Elucidating the solution structure of the K-means cost function using energy landscape theory

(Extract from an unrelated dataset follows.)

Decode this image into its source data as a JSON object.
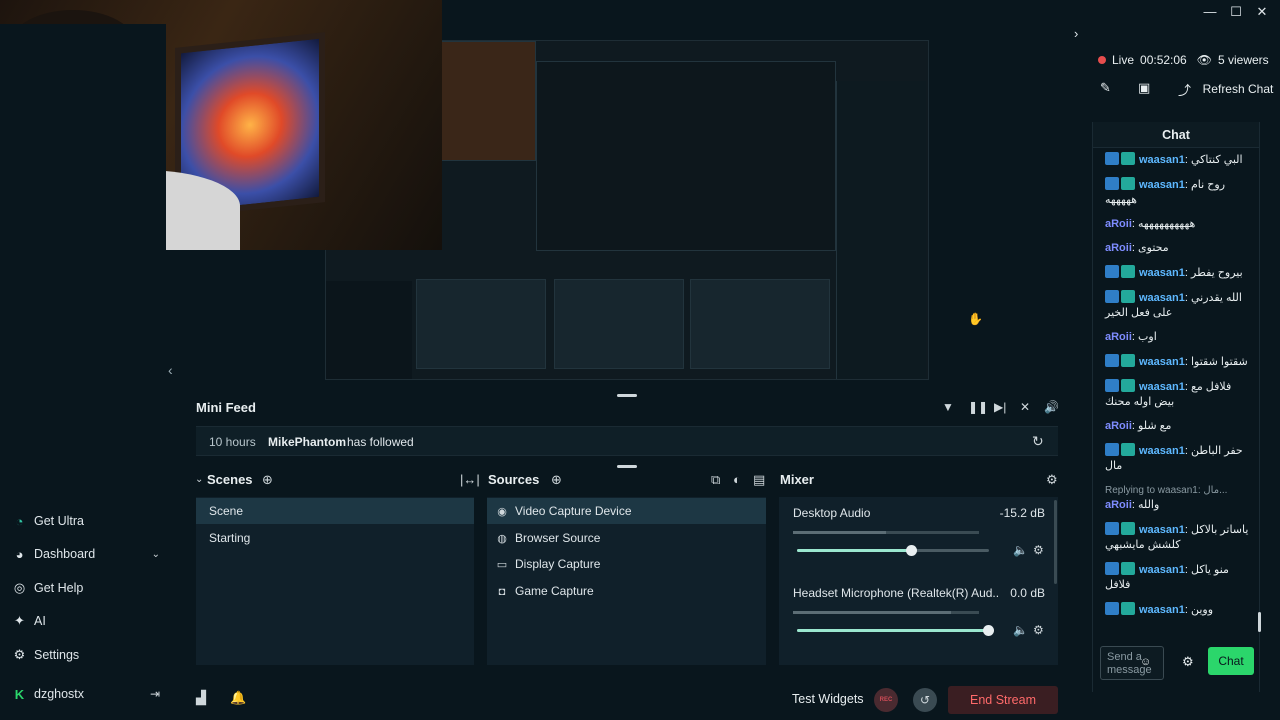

The K-means algorithm, routinely used in many scientific fields, generates clustering solutions that depend on the initial cluster coordinates. The number of solutions may be large, which can make locating the global minimum challenging. Hence, the topography of the cost function surface is crucial to understanding the performance of the algorithm. Here we employ the energy landscape approach to elucidate the topography of the K-means cost function surface for Fisher’s Iris dataset. For any number of clusters we find that the solution landscapes have a funnelled structure that is usually associated with efficient global optimisation. An analysis of the barriers between clustering solutions shows that the funnelled structures result from remarkably small barriers between almost all clustering solutions. The funnelled structure becomes less well defined as the number of clusters increases, and we analyse kinetic analogues to quantify the increased difficulty of locating the global minimum for these different landscapes.